By John Agaba
SENIOR officials from the ministry of tourism have expressed their desire for cabinet to pass the proposed Uganda Wildlife Authority Act soon to control the increasing trade in ivory.
The proposed Act, which is still in cabinet, stipulates stringent measures and penalties for anyone caught in poaching-related activities.
The media has been awash with cases of the Uganda Revenue Authority impounding lots of ivory, the latest being a consignment of 440 ivory impounded at Entebbe Airport on December 22.
Akankwasah Barirega, the ministry’s principal wildlife officer, said that the proposed amendments were now at cabinet level. Once cabinet had approved them, they would proceed from there.
Once cabinet passes the proposed act, it will to parliament. After parliament has passed it the president has to assent to it, to become a law.
Barirega said that there was a need to establish minimum penalties which are harsh enough to deter people from poaching and other related activities.
This was Friday during the welcome ‘party’ for Babra Nakitto at the Kampala Sheraton Hotel.
The 22-year old Uganda Miss Tourism won the Miss Friendship crown in the recently concluded Miss Tourism International pageant in Malaysia.
Barirega said that under the current UWA 1996 Act, the minimum penalty one could face for engaging in poaching-related activities was a sentence not exceeding more than seven years in prison.
He, however, said that even under this “weak law” very few were given the maximum penalty when caught, tried and convicted.
He said that in the last one year only about eight people were successful prosecuted, regarding poaching-related activities.
“But the biggest fine was about sh2m. Others were just warned and released,” he said. “Now if someone is trafficking ivory worth billions of shillings, what is sh2m to them?” he said.
The two officials from forwarding and clearing firms arrested in connection with the 440 pieces of ivory were released without charges.
He, however, said that most of the ivory that the URA has been impounding was not from Ugandan elephants. He said that Uganda was being used as a conduit for transporting these ivories to their destination, usually Asia.
He said that Uganda has about 5000 elephants, having grown from about 2000 elephants in the 1980’s.

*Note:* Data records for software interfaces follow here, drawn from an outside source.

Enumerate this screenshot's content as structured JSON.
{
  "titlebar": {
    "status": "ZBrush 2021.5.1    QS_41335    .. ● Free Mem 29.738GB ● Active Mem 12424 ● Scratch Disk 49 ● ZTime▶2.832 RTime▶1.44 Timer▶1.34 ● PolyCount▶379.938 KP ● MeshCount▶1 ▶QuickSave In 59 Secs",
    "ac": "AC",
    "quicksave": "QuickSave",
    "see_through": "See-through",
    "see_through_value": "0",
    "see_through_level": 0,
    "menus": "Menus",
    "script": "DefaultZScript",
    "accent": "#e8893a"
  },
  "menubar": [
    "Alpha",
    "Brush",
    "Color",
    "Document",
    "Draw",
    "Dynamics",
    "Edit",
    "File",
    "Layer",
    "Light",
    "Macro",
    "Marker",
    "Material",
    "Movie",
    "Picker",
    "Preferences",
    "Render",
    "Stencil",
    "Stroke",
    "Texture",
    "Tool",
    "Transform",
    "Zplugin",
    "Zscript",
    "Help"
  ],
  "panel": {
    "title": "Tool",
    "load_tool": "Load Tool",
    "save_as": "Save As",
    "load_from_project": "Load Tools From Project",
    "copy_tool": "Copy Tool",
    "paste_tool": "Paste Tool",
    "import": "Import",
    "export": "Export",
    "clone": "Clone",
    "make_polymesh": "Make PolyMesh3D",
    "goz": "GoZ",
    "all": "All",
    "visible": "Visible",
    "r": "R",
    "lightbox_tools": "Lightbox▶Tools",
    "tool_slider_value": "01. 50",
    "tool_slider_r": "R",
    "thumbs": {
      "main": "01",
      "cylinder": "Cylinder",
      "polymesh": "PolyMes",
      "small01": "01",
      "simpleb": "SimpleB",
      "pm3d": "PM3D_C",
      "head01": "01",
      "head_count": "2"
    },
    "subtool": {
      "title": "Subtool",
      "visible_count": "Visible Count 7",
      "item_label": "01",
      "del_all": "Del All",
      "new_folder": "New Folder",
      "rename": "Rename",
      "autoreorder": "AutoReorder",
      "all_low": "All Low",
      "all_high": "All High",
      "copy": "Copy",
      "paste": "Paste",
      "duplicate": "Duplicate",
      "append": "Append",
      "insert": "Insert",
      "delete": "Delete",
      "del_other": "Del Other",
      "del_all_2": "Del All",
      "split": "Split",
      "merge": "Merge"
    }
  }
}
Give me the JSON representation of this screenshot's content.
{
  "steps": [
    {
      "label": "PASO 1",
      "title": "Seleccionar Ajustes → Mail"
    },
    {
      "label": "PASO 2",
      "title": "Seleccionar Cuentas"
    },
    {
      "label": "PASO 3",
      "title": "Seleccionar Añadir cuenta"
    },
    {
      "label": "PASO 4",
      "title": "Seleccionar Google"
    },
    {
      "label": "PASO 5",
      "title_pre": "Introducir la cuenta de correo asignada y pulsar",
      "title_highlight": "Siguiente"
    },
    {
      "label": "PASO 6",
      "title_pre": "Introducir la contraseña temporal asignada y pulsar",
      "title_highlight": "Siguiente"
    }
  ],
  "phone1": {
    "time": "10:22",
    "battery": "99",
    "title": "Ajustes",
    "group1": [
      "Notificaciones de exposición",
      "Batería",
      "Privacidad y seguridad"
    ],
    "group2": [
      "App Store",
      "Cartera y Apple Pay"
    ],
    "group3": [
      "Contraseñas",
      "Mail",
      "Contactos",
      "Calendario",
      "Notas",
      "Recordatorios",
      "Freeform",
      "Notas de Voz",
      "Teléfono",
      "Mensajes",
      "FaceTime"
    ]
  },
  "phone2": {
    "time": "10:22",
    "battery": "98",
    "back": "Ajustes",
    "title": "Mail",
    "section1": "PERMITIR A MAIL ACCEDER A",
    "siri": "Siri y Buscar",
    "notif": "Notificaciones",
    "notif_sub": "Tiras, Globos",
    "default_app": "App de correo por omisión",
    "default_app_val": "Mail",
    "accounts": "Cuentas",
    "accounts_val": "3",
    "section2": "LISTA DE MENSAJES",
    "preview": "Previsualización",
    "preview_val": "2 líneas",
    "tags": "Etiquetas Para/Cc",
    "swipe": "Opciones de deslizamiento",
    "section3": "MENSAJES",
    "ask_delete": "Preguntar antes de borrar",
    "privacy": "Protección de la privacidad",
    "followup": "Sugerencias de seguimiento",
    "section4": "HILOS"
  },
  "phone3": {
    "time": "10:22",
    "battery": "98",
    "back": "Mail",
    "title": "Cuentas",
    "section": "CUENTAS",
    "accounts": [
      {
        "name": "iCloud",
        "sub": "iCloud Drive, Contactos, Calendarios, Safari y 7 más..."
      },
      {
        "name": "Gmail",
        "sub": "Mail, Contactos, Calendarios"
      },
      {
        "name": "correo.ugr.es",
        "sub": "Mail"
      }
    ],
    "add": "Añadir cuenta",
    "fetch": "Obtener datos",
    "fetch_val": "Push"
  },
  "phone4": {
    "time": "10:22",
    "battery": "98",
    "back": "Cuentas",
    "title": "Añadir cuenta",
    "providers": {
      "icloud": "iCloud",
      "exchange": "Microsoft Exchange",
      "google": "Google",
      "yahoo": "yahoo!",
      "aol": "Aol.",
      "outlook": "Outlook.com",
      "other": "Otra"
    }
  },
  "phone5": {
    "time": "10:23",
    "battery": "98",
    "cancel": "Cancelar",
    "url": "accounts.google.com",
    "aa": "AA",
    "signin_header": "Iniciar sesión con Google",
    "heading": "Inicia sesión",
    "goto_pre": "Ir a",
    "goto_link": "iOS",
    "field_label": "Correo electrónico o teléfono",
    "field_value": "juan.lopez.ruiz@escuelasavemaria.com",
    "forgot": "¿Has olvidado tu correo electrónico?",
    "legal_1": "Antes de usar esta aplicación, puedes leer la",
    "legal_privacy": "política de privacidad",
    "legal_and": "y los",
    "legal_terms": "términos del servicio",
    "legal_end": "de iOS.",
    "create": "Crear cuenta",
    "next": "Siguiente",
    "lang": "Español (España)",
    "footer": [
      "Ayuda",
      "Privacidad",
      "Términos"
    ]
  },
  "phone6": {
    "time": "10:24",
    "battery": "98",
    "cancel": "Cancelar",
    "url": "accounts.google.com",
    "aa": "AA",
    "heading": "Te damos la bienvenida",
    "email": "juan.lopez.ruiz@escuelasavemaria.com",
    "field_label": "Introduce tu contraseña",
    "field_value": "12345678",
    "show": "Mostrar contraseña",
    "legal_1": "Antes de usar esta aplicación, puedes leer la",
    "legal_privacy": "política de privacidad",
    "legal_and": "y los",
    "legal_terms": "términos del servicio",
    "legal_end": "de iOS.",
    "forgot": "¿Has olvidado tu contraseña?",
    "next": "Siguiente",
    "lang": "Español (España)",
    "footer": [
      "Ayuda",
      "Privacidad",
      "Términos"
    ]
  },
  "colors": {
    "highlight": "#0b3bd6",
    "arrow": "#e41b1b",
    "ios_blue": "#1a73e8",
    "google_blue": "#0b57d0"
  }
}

Charles Tumwesigye, the conservation area manager at UWA earlier pointed out that Uganda has been losing an average of five elephants annually, but the numbers shot up to 18 in 2008, 25 in 2012 and reduced to 11 last year.